Financial Times:
- Chinese regulators on Monday ordered banks to ensure unprecedented volumes of new loans are channeled into the real economy and not diverted into equity or real estate markets where officials say fresh asset bubbles are forming. The new policy requires banks to monitor how their loans are spent and comes amid warnings that banks ignored basic lending standards in the first half of this year as they rushed to extend Rmb7,370bn in new loans, more than twice the amount lent in the same period a year earlier. Beijing’s concerns are echoed in other countries across the region, most notably South Korea, where the government says it is taking steps to cool a real estate bubble, and Vietnam, where the government has ordered state banks to cap new lending to head off inflation. The flood of new lending also has implications for the quality of bank loans and the country’s overall growth. “China's economic recovery is being constructed on the back of a savaged banking system,” said Derek Scissors, a research fellow at the Heritage Foundation in Washington. “Tens of billions – and perhaps hundreds of billions – of dollars of loans will not be repaid.” He points out that in recent years total loan growth of around 15 per cent has supported gross domestic product growth of higher than 10 per cent but in the first half of this year total loan growth of around 33 per cent supported GDP expansion of only 7 per cent.“China's economic policies have shifted from being unsustainable over the very long term to being unsustainable for any more than one year,” Mr Scissors said.
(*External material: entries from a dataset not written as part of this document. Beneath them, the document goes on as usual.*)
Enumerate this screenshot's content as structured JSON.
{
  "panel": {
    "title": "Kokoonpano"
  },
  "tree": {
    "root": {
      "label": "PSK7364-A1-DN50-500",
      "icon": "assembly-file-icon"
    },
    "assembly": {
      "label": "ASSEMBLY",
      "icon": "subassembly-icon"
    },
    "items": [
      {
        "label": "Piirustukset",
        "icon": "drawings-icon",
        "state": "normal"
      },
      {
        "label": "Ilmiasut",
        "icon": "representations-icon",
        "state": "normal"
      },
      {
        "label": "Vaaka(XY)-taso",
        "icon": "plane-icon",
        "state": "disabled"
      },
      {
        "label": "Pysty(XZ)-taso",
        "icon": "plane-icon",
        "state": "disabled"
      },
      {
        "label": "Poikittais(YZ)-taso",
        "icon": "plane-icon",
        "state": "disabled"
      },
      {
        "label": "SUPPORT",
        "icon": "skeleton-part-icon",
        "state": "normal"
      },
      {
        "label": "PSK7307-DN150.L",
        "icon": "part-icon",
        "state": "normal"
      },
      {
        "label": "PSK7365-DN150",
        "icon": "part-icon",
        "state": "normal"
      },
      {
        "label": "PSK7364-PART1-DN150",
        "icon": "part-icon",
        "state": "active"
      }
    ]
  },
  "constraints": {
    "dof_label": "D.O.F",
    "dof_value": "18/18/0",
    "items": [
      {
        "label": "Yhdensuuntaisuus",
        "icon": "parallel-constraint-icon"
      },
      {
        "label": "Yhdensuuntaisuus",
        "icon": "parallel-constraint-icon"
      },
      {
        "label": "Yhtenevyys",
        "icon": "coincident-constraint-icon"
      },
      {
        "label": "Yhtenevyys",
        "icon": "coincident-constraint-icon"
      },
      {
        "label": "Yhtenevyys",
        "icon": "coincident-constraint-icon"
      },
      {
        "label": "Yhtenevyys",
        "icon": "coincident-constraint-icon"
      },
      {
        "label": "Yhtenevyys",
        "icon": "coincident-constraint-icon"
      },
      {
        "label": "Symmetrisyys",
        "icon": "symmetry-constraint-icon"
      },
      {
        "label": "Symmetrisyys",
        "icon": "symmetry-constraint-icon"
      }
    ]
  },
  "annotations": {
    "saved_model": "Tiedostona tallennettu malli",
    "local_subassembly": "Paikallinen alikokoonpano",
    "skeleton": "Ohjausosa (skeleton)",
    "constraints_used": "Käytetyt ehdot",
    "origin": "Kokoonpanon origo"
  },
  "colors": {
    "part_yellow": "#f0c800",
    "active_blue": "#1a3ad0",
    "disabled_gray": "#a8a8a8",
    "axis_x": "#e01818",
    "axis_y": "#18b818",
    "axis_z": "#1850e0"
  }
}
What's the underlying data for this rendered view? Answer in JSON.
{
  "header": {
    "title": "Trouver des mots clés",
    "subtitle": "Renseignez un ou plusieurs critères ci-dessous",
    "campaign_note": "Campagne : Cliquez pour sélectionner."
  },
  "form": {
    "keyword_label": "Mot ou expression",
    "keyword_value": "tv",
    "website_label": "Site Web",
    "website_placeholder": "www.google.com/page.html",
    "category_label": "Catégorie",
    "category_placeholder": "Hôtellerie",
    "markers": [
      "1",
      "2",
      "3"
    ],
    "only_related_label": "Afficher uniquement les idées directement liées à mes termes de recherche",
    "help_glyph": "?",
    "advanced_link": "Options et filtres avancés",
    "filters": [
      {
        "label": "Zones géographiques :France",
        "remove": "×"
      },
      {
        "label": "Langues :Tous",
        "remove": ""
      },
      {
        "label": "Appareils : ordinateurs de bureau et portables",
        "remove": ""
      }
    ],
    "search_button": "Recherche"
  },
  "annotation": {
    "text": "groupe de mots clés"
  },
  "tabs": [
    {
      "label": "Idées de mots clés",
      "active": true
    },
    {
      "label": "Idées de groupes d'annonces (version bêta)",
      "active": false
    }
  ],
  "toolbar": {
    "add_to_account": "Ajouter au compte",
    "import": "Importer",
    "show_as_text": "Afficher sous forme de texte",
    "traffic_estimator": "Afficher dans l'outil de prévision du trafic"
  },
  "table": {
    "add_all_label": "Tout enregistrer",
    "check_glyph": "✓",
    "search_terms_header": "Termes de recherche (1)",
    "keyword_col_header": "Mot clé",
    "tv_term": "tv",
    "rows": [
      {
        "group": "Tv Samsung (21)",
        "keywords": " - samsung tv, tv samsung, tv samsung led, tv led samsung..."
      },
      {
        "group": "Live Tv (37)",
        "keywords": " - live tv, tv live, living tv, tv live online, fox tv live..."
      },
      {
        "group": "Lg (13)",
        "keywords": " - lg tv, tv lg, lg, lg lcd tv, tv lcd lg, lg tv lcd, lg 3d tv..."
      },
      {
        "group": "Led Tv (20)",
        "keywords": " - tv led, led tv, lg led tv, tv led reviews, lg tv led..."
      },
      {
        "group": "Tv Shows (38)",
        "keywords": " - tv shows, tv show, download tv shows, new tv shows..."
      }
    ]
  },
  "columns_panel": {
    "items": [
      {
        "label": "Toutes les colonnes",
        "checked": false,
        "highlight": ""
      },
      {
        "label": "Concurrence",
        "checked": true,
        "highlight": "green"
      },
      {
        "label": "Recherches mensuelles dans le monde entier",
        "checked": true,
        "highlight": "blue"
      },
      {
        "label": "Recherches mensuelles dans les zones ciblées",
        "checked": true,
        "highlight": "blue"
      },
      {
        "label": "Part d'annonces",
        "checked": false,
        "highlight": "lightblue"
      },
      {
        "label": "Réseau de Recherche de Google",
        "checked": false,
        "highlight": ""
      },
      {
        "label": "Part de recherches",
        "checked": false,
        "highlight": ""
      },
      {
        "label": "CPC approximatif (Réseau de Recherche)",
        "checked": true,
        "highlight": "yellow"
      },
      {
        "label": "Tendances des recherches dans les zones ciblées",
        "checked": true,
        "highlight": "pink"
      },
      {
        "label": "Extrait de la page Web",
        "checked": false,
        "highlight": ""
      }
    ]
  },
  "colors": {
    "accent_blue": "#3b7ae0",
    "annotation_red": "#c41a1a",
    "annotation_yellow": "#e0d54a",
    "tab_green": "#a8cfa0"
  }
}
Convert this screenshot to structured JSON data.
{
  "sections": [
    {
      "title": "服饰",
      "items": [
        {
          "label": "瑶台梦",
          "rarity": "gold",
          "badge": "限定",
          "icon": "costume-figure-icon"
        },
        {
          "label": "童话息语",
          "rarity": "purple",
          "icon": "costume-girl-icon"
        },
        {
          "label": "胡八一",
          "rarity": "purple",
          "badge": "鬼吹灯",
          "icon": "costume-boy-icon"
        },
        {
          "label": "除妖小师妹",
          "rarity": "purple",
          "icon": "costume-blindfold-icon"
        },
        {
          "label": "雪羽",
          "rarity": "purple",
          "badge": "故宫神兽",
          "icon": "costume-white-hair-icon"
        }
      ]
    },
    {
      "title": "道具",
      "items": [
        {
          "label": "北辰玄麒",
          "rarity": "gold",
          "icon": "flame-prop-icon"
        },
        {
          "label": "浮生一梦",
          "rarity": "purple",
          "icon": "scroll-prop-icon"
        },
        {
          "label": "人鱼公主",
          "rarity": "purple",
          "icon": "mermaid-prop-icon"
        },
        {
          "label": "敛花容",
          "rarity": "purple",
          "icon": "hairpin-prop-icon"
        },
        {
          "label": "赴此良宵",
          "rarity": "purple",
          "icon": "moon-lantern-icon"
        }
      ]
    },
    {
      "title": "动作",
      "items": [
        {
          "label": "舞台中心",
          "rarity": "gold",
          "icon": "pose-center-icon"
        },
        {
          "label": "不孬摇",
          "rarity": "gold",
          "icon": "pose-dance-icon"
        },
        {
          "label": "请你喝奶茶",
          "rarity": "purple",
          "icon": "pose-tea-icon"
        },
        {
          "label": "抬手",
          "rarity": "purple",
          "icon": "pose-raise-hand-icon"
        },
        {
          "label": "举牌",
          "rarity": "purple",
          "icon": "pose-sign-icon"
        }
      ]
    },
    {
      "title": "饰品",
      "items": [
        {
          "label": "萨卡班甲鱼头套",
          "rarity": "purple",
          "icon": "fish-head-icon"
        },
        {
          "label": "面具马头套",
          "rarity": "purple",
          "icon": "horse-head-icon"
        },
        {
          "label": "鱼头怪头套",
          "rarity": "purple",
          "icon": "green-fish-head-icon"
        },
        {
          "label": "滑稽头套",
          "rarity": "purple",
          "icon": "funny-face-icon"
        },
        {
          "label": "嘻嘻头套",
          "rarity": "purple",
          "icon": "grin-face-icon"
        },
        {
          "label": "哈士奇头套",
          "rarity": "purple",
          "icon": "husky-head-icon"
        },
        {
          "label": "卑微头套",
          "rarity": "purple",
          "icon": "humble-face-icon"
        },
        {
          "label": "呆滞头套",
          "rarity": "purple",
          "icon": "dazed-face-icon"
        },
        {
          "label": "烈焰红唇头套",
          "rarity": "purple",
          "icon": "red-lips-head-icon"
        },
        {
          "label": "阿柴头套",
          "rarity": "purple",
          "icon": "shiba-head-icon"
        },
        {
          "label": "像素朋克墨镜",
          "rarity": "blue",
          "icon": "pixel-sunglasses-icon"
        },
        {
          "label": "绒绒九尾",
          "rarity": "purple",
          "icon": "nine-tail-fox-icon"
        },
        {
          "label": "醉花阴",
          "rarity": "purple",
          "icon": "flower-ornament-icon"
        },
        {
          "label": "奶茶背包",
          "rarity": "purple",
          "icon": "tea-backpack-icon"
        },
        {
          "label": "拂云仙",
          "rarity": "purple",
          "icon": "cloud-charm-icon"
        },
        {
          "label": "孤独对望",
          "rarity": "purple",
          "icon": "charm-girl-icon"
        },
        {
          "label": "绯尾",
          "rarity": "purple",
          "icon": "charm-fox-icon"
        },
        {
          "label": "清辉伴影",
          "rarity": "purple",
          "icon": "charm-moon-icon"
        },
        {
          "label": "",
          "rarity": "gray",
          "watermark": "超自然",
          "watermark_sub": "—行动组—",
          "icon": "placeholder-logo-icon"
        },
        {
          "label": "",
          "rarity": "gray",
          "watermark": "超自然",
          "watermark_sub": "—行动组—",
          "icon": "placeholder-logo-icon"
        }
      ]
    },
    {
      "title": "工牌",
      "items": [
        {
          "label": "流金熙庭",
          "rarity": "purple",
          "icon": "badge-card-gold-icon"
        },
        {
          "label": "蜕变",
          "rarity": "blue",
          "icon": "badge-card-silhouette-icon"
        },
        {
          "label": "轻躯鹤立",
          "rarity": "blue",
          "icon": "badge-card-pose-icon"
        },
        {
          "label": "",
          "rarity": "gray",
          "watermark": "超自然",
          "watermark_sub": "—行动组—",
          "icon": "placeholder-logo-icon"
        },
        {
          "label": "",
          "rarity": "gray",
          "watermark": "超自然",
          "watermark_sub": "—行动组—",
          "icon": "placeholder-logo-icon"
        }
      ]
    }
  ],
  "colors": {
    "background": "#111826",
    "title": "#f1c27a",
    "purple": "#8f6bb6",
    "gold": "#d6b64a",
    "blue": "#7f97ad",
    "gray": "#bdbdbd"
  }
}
- Mexico’s slumping auto production may shave 1.6 percentage points off the economy this year. Mexico may build 60% fewer vehicles this year than in 2008, citing a study by BBVA Bancomer SA, the country’s largest lender. The bank originally expected auto production to fall by no more than 40% in 2009.


- Toshiba is expected to ramp up its NAND flash production to over 90% of its capacity in August, according to sources at memory card makers. Despite the increases in output, the chipmaker has told downstream players that its supply to the spot market will be limited, prompting speculation that the Japan supplier is seeing strong demand from Apple, the sources indicated.


- Hotels continued to feel the pressures of the economic downturn last month, according to new data. Weaker demand coupled with more hotel rooms becoming available in Dubai had forced hotels to cut rates heavily to try to attract guests, hitting the emirate particularly hard, analysts said. “Because of the drop in occupancy there has been a bit of a panic on board and there have been massive rate cuts and promotions going on and packages,” said Jalil Mekouar, the executive vice president for MENA at Jones Lang LaSalle Hotels. In Dubai, occupancy levels fell from 75.8 per cent in June last year to 64.6 per cent last month, a 14.8 per cent fall, while average room rates dropped 22.4 per cent from Dh786.85 (US$214.18) to Dh610.44, according to data from STR Global. As a result, revenue per available room (RevPAR), the key industry indicator, was down by more than a third in Dubai, from Dh596.18 to Dh394.05.

No comments: